[[ Provided records open ]]

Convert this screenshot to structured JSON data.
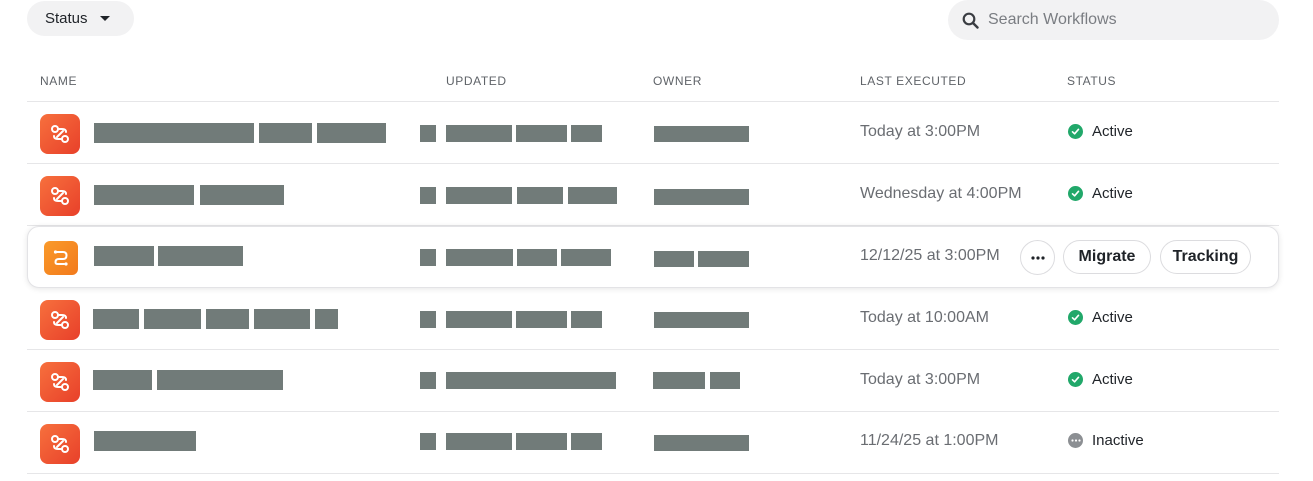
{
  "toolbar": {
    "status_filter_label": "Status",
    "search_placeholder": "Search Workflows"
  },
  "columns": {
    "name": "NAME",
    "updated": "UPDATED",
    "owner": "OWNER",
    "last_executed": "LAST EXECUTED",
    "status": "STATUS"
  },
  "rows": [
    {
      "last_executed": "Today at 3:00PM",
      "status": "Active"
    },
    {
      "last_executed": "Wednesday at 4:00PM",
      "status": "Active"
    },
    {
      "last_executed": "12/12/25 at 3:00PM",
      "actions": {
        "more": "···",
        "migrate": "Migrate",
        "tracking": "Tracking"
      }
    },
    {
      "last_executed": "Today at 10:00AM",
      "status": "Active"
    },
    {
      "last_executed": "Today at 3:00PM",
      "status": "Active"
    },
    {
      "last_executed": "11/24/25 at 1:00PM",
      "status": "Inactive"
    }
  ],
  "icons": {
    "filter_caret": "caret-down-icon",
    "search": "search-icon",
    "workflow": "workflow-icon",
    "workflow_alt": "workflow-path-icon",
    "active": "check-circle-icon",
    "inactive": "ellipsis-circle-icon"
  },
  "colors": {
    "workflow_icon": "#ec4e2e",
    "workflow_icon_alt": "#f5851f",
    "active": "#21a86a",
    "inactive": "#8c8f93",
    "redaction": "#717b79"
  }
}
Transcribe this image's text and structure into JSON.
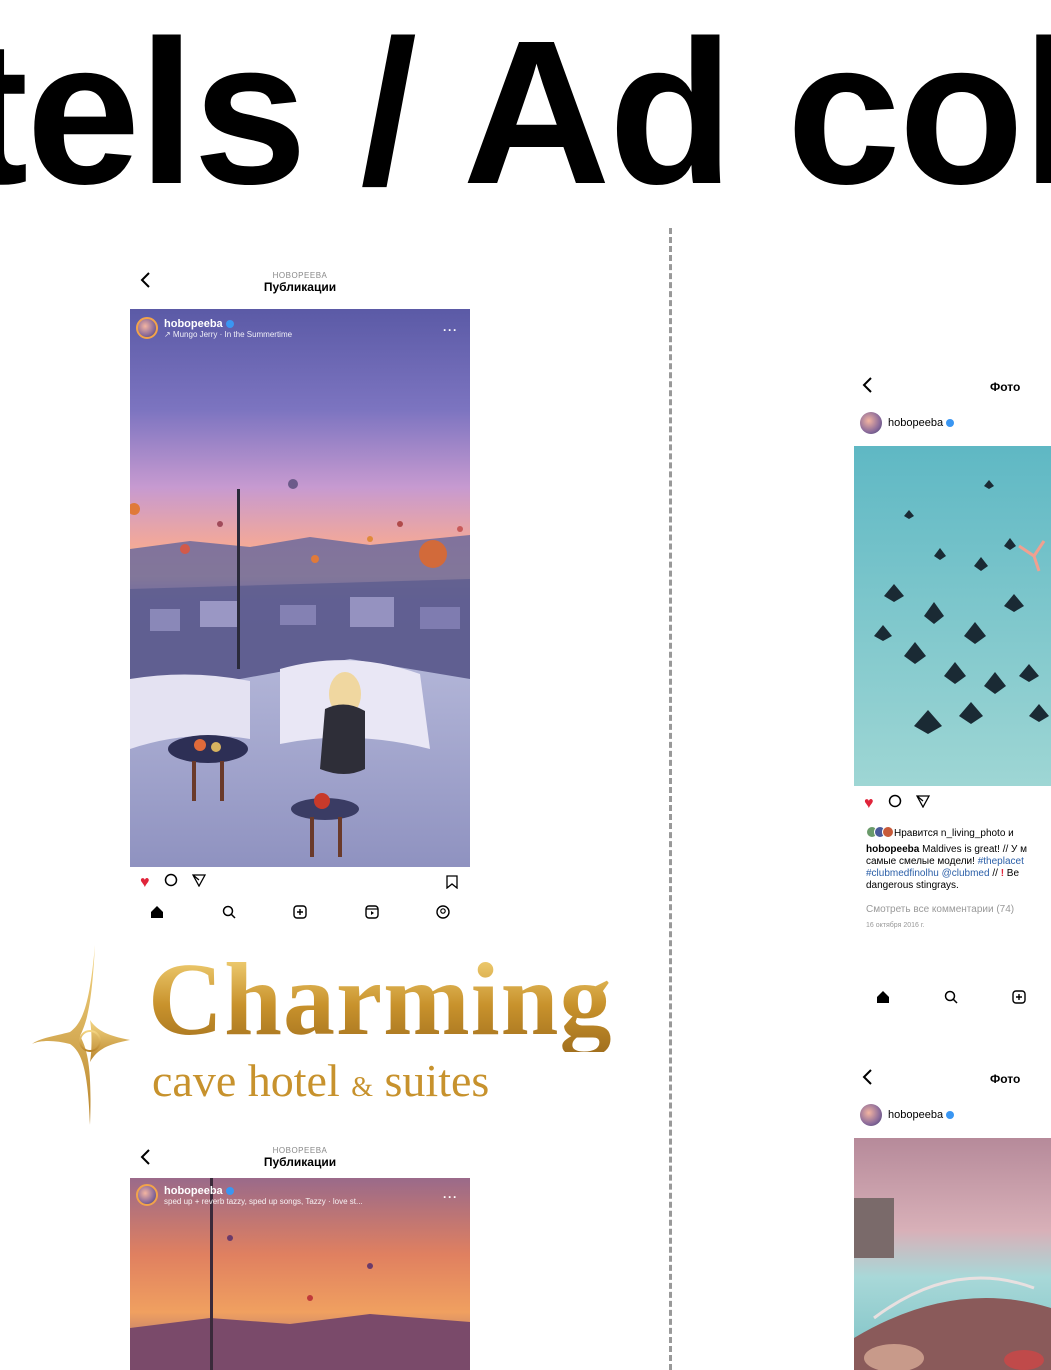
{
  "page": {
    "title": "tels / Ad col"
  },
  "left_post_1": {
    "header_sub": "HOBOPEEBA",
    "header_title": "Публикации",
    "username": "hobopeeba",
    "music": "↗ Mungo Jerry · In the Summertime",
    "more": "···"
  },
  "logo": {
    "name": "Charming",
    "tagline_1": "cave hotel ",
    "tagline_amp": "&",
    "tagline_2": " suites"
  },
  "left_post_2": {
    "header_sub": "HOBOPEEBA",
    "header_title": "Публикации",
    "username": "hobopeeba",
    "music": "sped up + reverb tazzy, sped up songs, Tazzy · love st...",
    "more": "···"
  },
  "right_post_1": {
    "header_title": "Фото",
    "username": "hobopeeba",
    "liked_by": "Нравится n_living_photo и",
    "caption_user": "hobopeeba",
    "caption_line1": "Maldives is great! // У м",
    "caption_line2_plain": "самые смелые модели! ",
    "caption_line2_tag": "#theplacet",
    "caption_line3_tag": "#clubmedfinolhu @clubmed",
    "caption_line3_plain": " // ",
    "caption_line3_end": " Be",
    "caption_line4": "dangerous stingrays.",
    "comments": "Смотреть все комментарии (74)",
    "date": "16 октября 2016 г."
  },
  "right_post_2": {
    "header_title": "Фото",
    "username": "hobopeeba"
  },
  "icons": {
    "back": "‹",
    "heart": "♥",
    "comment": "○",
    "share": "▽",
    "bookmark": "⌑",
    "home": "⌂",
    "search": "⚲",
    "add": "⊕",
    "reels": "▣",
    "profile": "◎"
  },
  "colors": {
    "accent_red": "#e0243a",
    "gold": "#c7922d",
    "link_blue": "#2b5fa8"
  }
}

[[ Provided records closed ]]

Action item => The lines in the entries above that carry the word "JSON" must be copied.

Solution to the exercise =>
Convert this screenshot to structured JSON data.
Transcribe this image's text and structure into JSON.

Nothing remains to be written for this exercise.